TASK. Lines in the listing below that contain the string "accelerator" are to be found and copied.

MATERIAL FOR THIS TASK.

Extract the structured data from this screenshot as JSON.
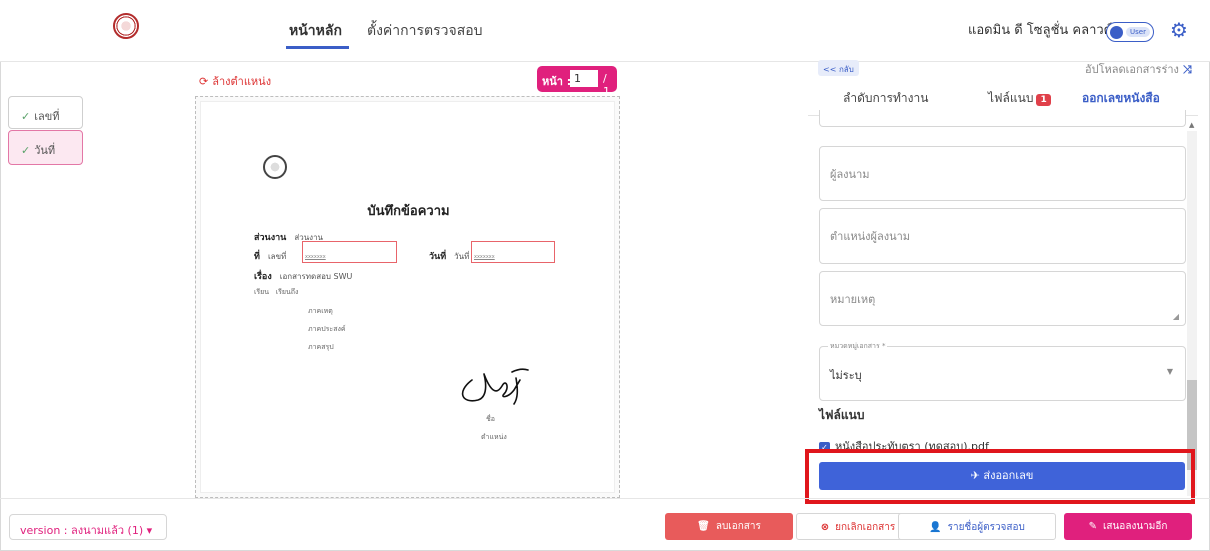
{
  "header": {
    "nav": [
      "หน้าหลัก",
      "ตั้งค่าการตรวจสอบ"
    ],
    "user_name": "แอดมิน ดี โซลูชั่น คลาวด์",
    "toggle_label": "User",
    "accent": "#3b5ec7"
  },
  "left_checklist": [
    "เลขที่",
    "วันที่"
  ],
  "document": {
    "reset_label": "ล้างตำแหน่ง",
    "page_label": "หน้า :",
    "page_current": "1",
    "page_total": "/ 1",
    "title": "บันทึกข้อความ",
    "dept_label": "ส่วนงาน",
    "dept_value": "ส่วนงาน",
    "no_label": "ที่",
    "no_value": "เลขที่",
    "date_label": "วันที่",
    "date_value": "วันที่",
    "placeholder_box": "xxxxxxx",
    "subject_label": "เรื่อง",
    "subject_value": "เอกสารทดสอบ SWU",
    "to_label": "เรียน",
    "to_value": "เรียนถึง",
    "lines": [
      "ภาคเหตุ",
      "ภาคประสงค์",
      "ภาคสรุป"
    ],
    "sign_name": "ชื่อ",
    "sign_position": "ตำแหน่ง"
  },
  "right_panel": {
    "back_label": "<< กลับ",
    "upload_label": "อัปโหลดเอกสารร่าง",
    "tabs": [
      {
        "label": "ลำดับการทำงาน"
      },
      {
        "label": "ไฟล์แนบ",
        "badge": "1"
      },
      {
        "label": "ออกเลขหนังสือ"
      }
    ],
    "fields": {
      "signer": "ผู้ลงนาม",
      "signer_position": "ตำแหน่งผู้ลงนาม",
      "note": "หมายเหตุ",
      "category_label": "หมวดหมู่เอกสาร *",
      "category_value": "ไม่ระบุ"
    },
    "attachments_title": "ไฟล์แนบ",
    "attachment_file": "หนังสือประทับตรา (ทดสอบ).pdf",
    "send_button": "ส่งออกเลข"
  },
  "footer": {
    "version": "version : ลงนามแล้ว (1)",
    "delete": "ลบเอกสาร",
    "cancel": "ยกเลิกเอกสาร",
    "reviewers": "รายชื่อผู้ตรวจสอบ",
    "propose": "เสนอลงนามอีก"
  }
}
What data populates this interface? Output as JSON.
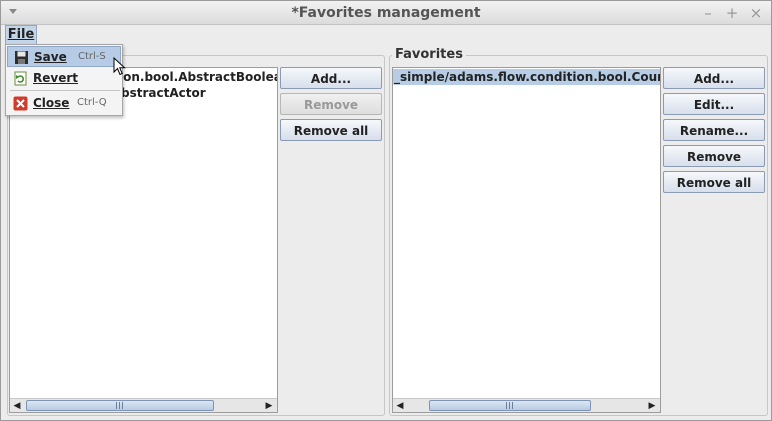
{
  "window": {
    "title": "*Favorites management"
  },
  "menubar": {
    "file_label": "File"
  },
  "file_menu": {
    "items": [
      {
        "label": "Save",
        "accelerator": "Ctrl-S",
        "icon": "save-icon"
      },
      {
        "label": "Revert",
        "icon": "revert-icon"
      },
      {
        "label": "Close",
        "accelerator": "Ctrl-Q",
        "icon": "close-icon"
      }
    ]
  },
  "left_panel": {
    "list_items": [
      "ion.bool.AbstractBoolean",
      "bstractActor"
    ],
    "buttons": {
      "add": "Add...",
      "remove": "Remove",
      "remove_all": "Remove all"
    }
  },
  "right_panel": {
    "title": "Favorites",
    "list_items": [
      "_simple/adams.flow.condition.bool.Counting"
    ],
    "buttons": {
      "add": "Add...",
      "edit": "Edit...",
      "rename": "Rename...",
      "remove": "Remove",
      "remove_all": "Remove all"
    }
  },
  "colors": {
    "selection": "#b7cde6",
    "menu_highlight": "#b6cbe5"
  }
}
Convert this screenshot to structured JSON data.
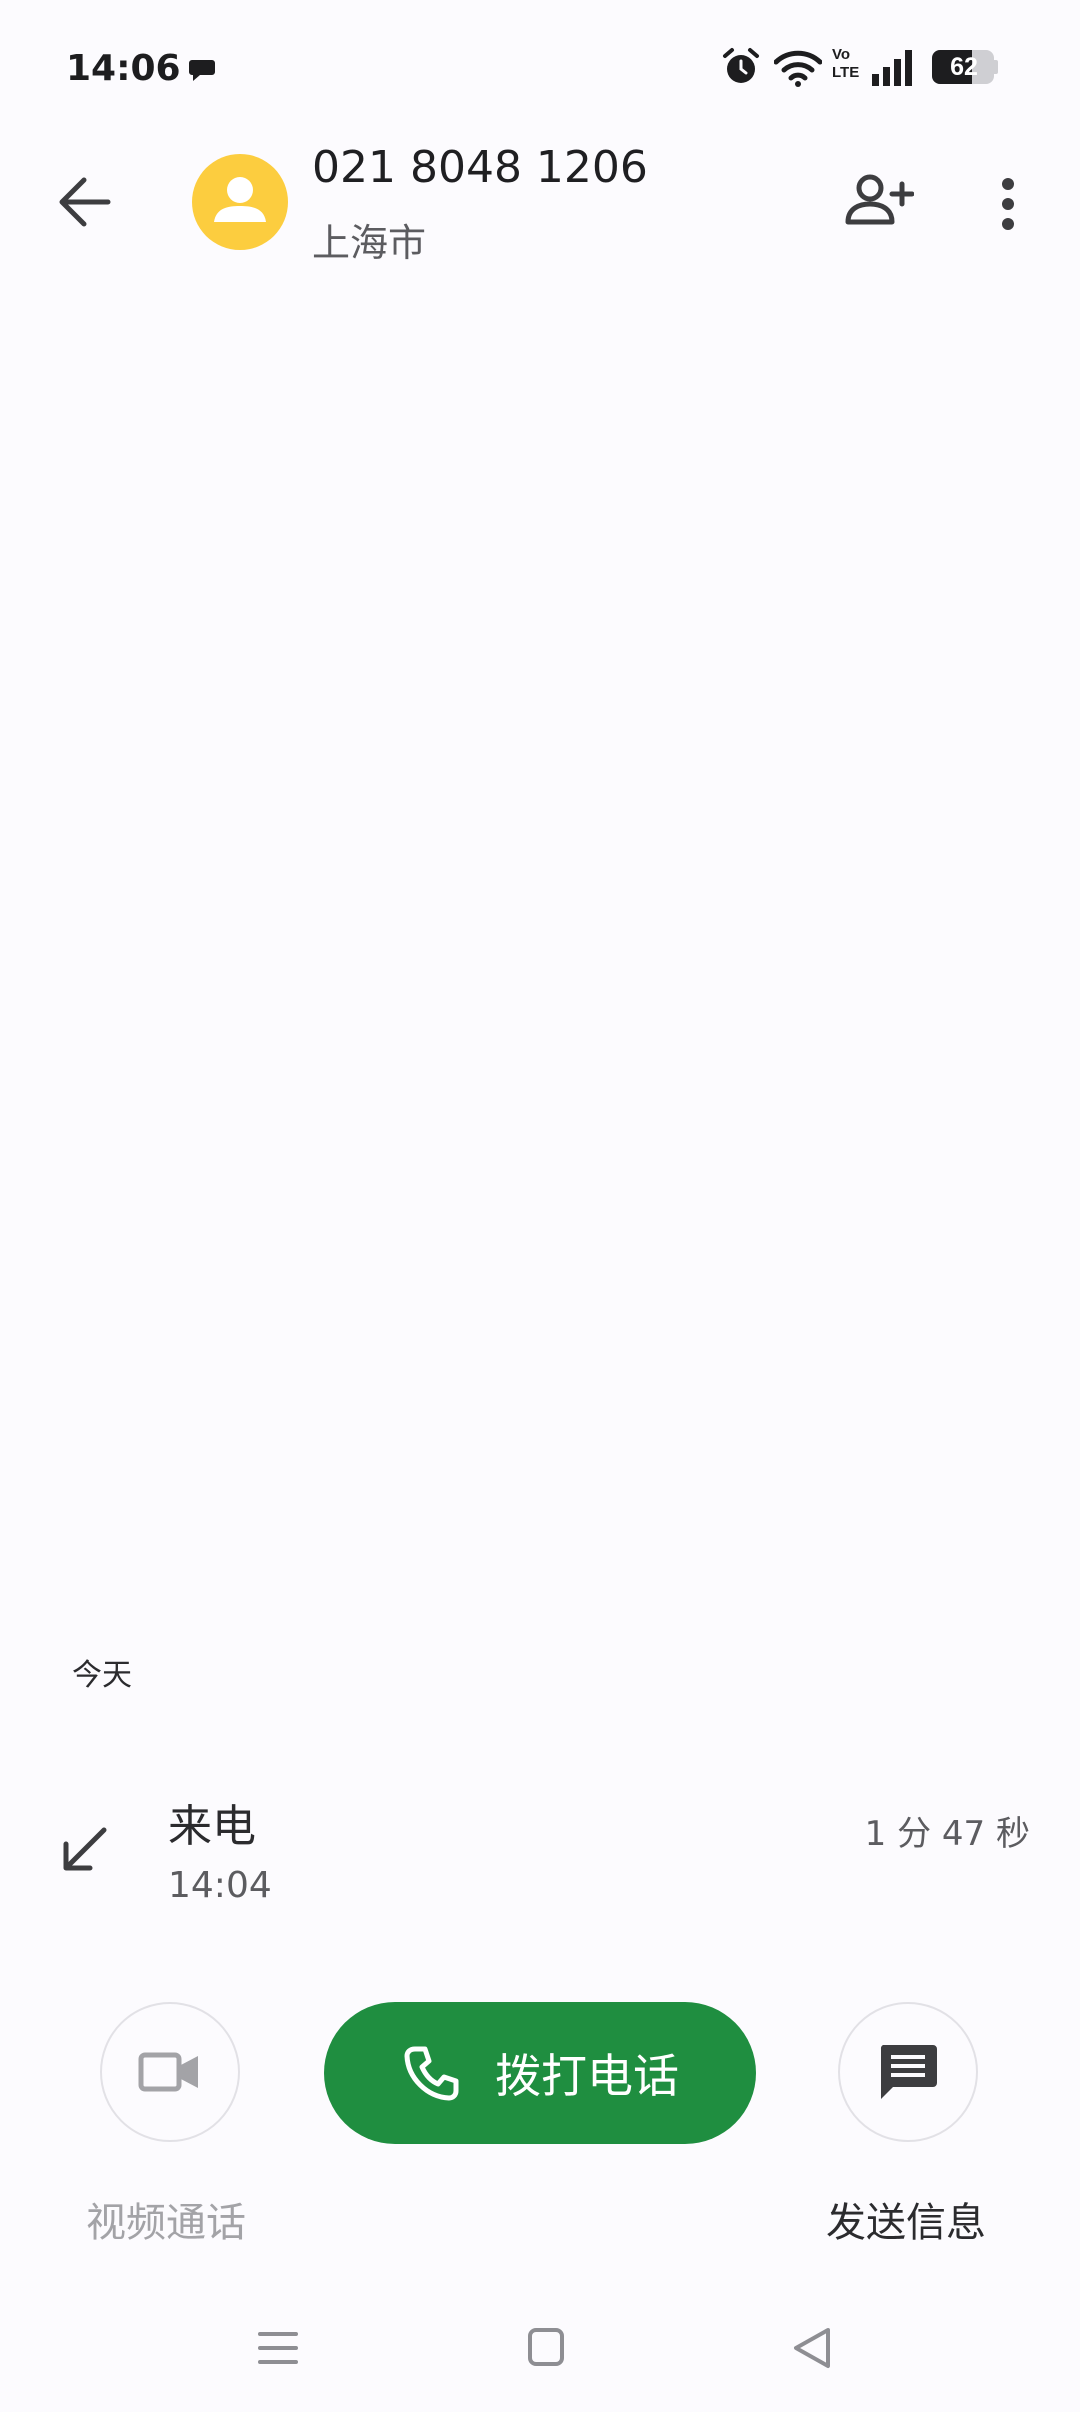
{
  "status_bar": {
    "time": "14:06",
    "battery": "62",
    "icons": [
      "message-notification-icon",
      "alarm-icon",
      "wifi-icon",
      "volte-icon",
      "signal-icon",
      "battery-icon"
    ]
  },
  "header": {
    "number": "021 8048 1206",
    "location": "上海市",
    "avatar_color": "#fccd3f"
  },
  "history": {
    "day": "今天",
    "entries": [
      {
        "type": "来电",
        "time": "14:04",
        "duration": "1 分 47 秒"
      }
    ]
  },
  "actions": {
    "video_label": "视频通话",
    "call_label": "拨打电话",
    "message_label": "发送信息",
    "call_color": "#1f8e40"
  }
}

RESPONSE.
        "accelerator": "Ctrl-S",
        "accelerator": "Ctrl-Q",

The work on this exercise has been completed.